MS: What year was that?

MC: Letís see I think it was in Ď88 or Ď89. But you know, guys always do things to get girls and so, the next semester, I took an acting class. And I liked it and I started pursuing it.


MS: Wow, so things must have happened pretty fast?

MC: Yeah, you know what, it was in Ď87 or Ď88 and I got an agent and he sent me to an audition for A Different World. I went on the audition and he says "they want to bring you back," and he says, "this is what youíll be saying". And my character said ďhello." And he said Iíd be making like $1500 for the week and I was like "$1500 for one week?Ē I would have been cool with $100 for the week. So I was like "this is what I want to do!"


MS: So how do you feel about the progression of your career?

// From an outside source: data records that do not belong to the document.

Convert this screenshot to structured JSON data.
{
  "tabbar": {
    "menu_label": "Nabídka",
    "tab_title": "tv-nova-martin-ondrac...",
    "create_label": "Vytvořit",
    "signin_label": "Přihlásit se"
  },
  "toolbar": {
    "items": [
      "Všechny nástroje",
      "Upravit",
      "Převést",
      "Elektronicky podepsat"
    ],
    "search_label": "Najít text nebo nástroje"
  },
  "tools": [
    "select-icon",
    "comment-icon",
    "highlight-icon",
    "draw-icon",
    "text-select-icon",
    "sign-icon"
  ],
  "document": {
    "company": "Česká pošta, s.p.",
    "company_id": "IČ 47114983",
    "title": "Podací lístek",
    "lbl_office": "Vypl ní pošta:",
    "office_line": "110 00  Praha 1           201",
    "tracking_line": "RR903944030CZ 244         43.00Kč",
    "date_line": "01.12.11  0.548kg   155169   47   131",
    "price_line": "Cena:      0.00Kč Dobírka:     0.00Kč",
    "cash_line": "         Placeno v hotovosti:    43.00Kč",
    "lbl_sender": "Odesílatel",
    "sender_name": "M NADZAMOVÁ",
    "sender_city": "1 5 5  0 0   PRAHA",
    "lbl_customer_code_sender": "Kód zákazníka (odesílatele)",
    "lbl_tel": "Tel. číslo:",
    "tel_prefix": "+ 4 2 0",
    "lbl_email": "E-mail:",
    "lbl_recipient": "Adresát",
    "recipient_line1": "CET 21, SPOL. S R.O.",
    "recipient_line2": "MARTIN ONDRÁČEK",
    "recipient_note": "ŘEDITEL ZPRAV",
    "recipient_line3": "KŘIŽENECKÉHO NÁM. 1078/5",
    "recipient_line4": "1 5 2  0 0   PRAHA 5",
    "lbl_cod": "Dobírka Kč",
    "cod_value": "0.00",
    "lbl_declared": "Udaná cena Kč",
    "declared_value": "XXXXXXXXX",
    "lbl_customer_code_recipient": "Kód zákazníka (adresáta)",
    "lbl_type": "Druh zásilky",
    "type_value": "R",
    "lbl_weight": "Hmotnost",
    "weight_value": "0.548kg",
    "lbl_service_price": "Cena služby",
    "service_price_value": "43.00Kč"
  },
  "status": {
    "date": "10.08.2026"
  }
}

MC: When I did Boyz In The Hood I was still so, so new. I just got a lucky break. I didnít know anything about the industry. At the time I had this agent who had a very small office, about the size of this room and he sends me out to the audition. At the audition, I met the casting director and she decides to have me meet the director and producer and the director was like, my age. And then, my agent calls me back and says, "they want to screen test you." And Iím like "okay, my first Hollywood screen test." And they say, "Now go do down to Crenshaw over in Leimert Park" And Iím like, "Wait, Hollywoodís over there" (laughter) So, I go and Iím not nervous because itís not like a big "Hollywood Screen Test", you know. So I get the gig and while weíre shooting Iím thinking, "Okay, Iím nobody, Cuba had guest starred on some projects, but he doesnít have a big name. We had the guy from Pee Weeís playhouse, then you had the guy from the rap group from Compton that not too many people knew." So I wasnít thinking it was a big deal. And when it turned out that it was that big of a deal, it was kind of like all the sudden everybody knows your name, everybodyís talking about the movie.


MS: How did you handle your newfound celebrity?

MC: At that time I was so green, I made a lot of mistakes. Iíve just been fortunate to still be able to work because a lot of times people get these big movies and you never hear from them again cause theyíre not prepared. And you guys donít see a lot of it because it goes on behind the scenes. And I wasnít prepared, but Iím just fortunate to be able to look back on that as an experience.


MS: Could you be more specific?

MC: After I did Boyz In The Hood - a huge movie at the time, I had this "agent" whoís suppose to be advising my career, and heís talking about "They want you over at NBC for this show, paying $5000 a week." And as an actor, you donít know if that it might be wiser to take advantage of the heat and pursue a film career. Youíre in a hot film, everyone wants to do film, so why go from film to T.V.? Little things like that and you think that theyíre advising you for whatís best for you and them, and sometimes theyíre advising you to do whatís best for them only. And not knowing anybody in the industry, there was really no one that I could call.



MS: Film is such a powerful medium and Iím sure youíre aware of the oftentimes, distorted images of black men on screen. I look at your body of work to date and thereís nothing that I would wince at and I wonder how much of a conscious decision that is, or is it that disparaging roles donít some your way?

MC: Once I started working, it became a conscious decision. But it hasnít always been that way, because as an actor, your job is just to get a gig and to get work. Any type of thing that you can do for people to see your work, you want to do it.


MS: Do you write? Or have any plans to direct?

MC: No, Iím too lazy for that. Itís not in me to be a writer. And itís not in me to be a director. I think itís in me to act. And Iíd like to produce, just to have a say in the creative decision making process. You know, as an actor, unless youíre Tom Cruise, your only voice is kind of that of your characters. And at the end of the day, you really donít have a say because if you make a choice as an actor and they donít like it, itís gonna get cut. So, to be more involved in the creative process and have more of a voice, I would like to produce.